Diabetes – What is Diabetes?
Diabetes is a serious illness that affects millions of people every year. It is caused when your body doesn’t produce enough insulin or it’s unable to utilize the insulin it does produce effectively.
Exercise, diet and medications can help prevent or delay the disease. It is also important to know the symptoms, to determine if there is a problem and seek treatment.
What is diabetes?
Diabetes is an ongoing (long-lasting) health condition that affects how your body transforms food into energy. It occurs when your pancreas stops making enough insulin or doesn’t utilize it as effectively as it should.
Insulin is a hormone that helps cells absorb and utilize sugar, also known as glucose. People suffering from type 2 diabetes aren’t able to make enough insulin or their bodies don’t use it properly.
The blood sugar levels increase over time in both kinds of diabetes. This can cause problems with your eyes, kidneys and feet. It may also damage the heart and brain arteries as well as your brain.
Type 1 diabetes
Type 1 diabetes is an autoimmune condition which means that your body’s immune system attacks and destroys insulin-producing cell in the pancreas. This process can take many years or months and eventually lead to the total absence of insulin.
Insulin is required by those with type 1 diabetes all day. They must also monitor their blood glucose levels and adjust insulin, food and activity levels in order to keep their blood glucose within a healthy range.
Type 2 diabetes
If you suffer from type 2 diabetes the body isn’t using insulin as it should. Insulin is a hormonal substance that assists your cells in moving glucose (blood sugar) from your blood into your cells which is then used to create energy.
Type 2 diabetes sufferers must treat their condition with a healthy diet and regular exercise. They might also need to take medications to manage their blood sugar levels.
Diabetes in women symptoms
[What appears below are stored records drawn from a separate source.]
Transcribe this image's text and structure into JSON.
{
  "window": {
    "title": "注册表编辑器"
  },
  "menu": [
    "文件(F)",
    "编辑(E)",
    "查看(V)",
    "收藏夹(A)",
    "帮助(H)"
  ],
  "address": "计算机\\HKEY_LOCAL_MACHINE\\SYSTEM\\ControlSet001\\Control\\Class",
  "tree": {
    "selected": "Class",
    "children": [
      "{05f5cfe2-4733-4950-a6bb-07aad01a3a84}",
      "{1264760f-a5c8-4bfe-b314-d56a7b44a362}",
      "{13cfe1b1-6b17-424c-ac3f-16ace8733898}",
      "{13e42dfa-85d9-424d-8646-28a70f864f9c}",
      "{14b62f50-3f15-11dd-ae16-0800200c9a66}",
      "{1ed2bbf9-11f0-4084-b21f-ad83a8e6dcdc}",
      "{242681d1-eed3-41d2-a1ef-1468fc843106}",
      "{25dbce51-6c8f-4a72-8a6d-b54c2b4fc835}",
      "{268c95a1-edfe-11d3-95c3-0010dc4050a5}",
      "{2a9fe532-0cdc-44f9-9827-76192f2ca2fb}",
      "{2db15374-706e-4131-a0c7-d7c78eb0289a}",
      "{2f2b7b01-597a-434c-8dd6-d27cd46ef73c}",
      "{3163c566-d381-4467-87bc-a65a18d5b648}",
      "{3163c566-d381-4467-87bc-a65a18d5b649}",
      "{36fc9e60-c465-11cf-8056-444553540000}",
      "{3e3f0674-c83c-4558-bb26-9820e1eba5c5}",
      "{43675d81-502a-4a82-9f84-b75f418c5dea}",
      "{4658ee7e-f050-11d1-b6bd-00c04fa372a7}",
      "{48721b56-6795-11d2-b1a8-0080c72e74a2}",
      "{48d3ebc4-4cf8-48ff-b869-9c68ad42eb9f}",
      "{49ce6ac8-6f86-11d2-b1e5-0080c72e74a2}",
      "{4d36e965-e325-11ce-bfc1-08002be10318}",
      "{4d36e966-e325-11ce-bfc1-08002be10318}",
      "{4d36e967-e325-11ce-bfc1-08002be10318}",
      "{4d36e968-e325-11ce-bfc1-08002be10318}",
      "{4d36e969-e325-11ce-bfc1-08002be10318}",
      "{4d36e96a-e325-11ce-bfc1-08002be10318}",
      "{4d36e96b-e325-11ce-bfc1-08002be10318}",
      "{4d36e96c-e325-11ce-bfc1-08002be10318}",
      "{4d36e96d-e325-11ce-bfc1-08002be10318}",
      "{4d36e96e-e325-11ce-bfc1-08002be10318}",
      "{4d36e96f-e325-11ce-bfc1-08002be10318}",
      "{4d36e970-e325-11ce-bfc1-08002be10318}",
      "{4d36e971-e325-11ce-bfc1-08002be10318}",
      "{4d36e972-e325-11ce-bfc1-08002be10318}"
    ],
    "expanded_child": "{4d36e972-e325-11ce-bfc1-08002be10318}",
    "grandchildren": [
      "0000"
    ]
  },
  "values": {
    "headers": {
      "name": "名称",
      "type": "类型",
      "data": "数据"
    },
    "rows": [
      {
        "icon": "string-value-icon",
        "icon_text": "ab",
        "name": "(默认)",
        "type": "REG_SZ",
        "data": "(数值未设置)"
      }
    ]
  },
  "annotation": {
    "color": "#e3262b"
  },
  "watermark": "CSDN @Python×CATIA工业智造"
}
Diabetes is a chronic disease that affects people of all races, ethnic groups, ages, and genders. Women are at greater risk than males.
Women with diabetes are at a greater risk chance of developing complications compared to men, including heart disease (the most frequent diabetes complication) and vision loss.
Polydipsia is a warning sign for diabetes in women. This is due to diabetes causing excess sugar to build up in the blood and your kidneys aren’t able to get rid of it in a proper manner.
Men with diabetes Men: Symptoms
In the case of diabetes the cells are unable to use blood sugar (glucose) to produce energy. This is typically because the pancreas produces too little insulin.
This can result in high blood glucose levels. Your body then tries to lower the level by flushing the excess glucose from your bloodstream through urine.
People who have diabetes often have a thirsty feeling and must drink large quantities of fluids. It can be as much as four liters per day.
Men also may lose weight since their bodies use muscles for energy instead of fat. This is due to the fact that the blood sugar level stays high for extended periods of time.
A balanced diet for diabetes can be a key part of managing the condition. It can help control blood sugar levels, manage weight and decrease the risk factors that can lead to heart disease.
Your diet should include plenty of whole foods like fruits vegetables, whole grains as well as beans and dairy that is low in fat. It should also be low in saturated (unhealthy) fat and added sugars.
You might need to limit your consumption of beverages sweetened with sugar. These drinks usually contain plenty of sugar in them that can cause elevated blood sugar levels.
Your doctor might prescribe diabetes medications to help keep your blood sugar (glucose) levels within the normal range. These medications are typically paired with lifestyle changes, such as exercise and diet to help control your diabetes.
If your blood sugar levels aren’t being well controlled by one medicine another medicine could be added. Your doctor will assist you to select the most appropriate medication for your specific needs and preferences.
Newer medications, such as sodium-glucose cotransporter-2 inhibitors and glucagon-like antagonists of the peptide-1 receptor, reduce blood sugar levels and are beneficial for the kidneys and cardiovascular system, as well as reducing the risk of complications. They are also beneficial for weight loss and are available in injectable and tablet forms.